I actually think top of my list is self-doubt, second-guessing myself, hesitating, all of which probably all comes under the single umbrella of inefficiency. If I didn’t feel the need to check things, double-check things and then triple-check them it wouldn’t take me so long to do everything but I am never content just to dash off a comment or chuck out a submission. I had a boss once who, before you’d even finished telling him about a particular problem, had the phone in his hand and was dialling up the solution; his credo was: Act first, think later. That is not me. Second is sleep. We all have to but I seem to need so much sleep, far more than I ever expected at my age. I used to look forward to being able to get by off two or three hours a night but last night I slept for nine hours and still woke up tired. I wouldn’t mind investing the nine hours if I woke up refreshed and raring to go. The third probably is the TV. I stop work at 6:30 every day and watch television until it’s time for bed at 11:00; we also watch a half-hour show while eating lunch and tea and I’ve got into the habit of watching BBC Breakfast in the mornings too and that adds up to about six hours a day. Admittedly I do sit with a tablet on my lap and read e-mails, news feeds and Facebook updates while it’s on to try and claw back a few minutes but the simple fact is by 6:30 I’m done anyway so it really wouldn’t matter what I did with the rest of the evening. BTW I've never seen a single episode of Mad Men.

Christina Hollis said...

You've nailed the major distractions there, Sarah. My writing has to compete with my family, my bees and surfing the internet. The first two are non-negotiable, so it's the webpage wandering that has to go. When I'm on a tight schedule I abandon the computer and work on my Neo, which is brilliant. It's just a keyboard with absolutely no frills or gimmicks, therefore no distractions. When I've finished work for the day, one click and it uploads everything onto my computer.

Giles Diggle said...

For me it is watching the garden bird feeders. But I have learned to use it as a reward. Now my writing and birds have a kind of symbiotic relationship We all win.

Apart from that it is my bookmarked websites:s Bob Dylan, Macworld, YouTube, Amazon...and your blog of course! :-)

Edith said...

I think you've pretty much summed it up here. I have almost given up TV except for BBC4 on Saturday nights (that European thriller/murder mystery slot is superb!) and an occasional Lewis perhaps or Poirot as a lesson in plot development, and would dearly love to give up cooking, and already have discovered long slots of time waiting to be filled with words.

womagwriter said...

Reading other people's blogs is a time-suck for me! But I tend to do it between paragraphs when writing the novel. Write a bit, then meander around the internet for a while, then write a bit more.

I gave up ironing years ago.

Sarah Duncan said...

Jim, I'm with you on inefficiency but sleep - oh no, can't get enough of it.

Christina, I do something similar - my laptop isn't connected to the internet so I can't get distracted when writing.

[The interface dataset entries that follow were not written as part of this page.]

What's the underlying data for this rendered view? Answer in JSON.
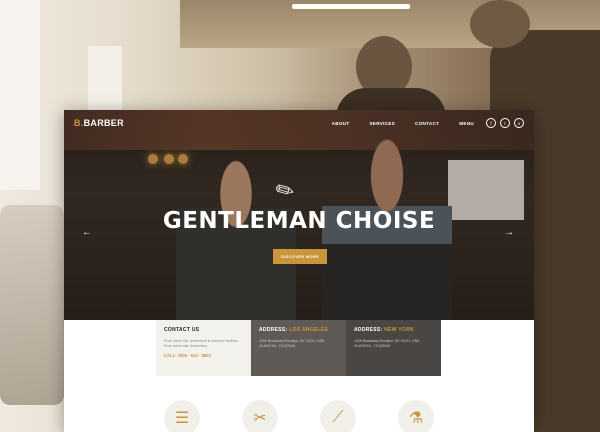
{
  "brand": {
    "logo_prefix": "B.",
    "logo_name": "BARBER",
    "accent_color": "#c9963b"
  },
  "nav": {
    "links": [
      "ABOUT",
      "SERVICES",
      "CONTACT",
      "MENU"
    ],
    "socials": [
      "f",
      "t",
      "o"
    ]
  },
  "hero": {
    "title": "GENTLEMAN CHOISE",
    "button_label": "DISCOVER MORE",
    "prev_arrow": "←",
    "next_arrow": "→",
    "icon": "razor-icon"
  },
  "info": {
    "contact": {
      "heading": "CONTACT US",
      "text": "Proin lorem nisl, fermentum in interdum facilisis. Proin lorem nisl, fermentum.",
      "phone": "CALL: 7800 · 614 · 8803"
    },
    "la": {
      "heading_prefix": "ADDRESS:",
      "heading_city": "LOS ANGELES",
      "text": "1006 Broadway Brooklyn, NY 11221, USA 40.690744, -73.922626"
    },
    "ny": {
      "heading_prefix": "ADDRESS:",
      "heading_city": "NEW YORK",
      "text": "1006 Broadway Brooklyn, NY 11221, USA 40.690744, -73.922626"
    }
  },
  "services": [
    {
      "icon": "comb-icon",
      "glyph": "☰"
    },
    {
      "icon": "scissors-icon",
      "glyph": "✂"
    },
    {
      "icon": "razor-icon",
      "glyph": "⟋"
    },
    {
      "icon": "spray-bottle-icon",
      "glyph": "⚗"
    }
  ]
}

Giles. how clever to turn your distraction into your reward.

Edith, as you say, cutting out television frees up lots of time.

Womagwriter, I couldn't do that - I get sucked into online reading too easily. Re ironing - someone once said to me, but how do you manage summer cotton dresses? I replied, look crumpled.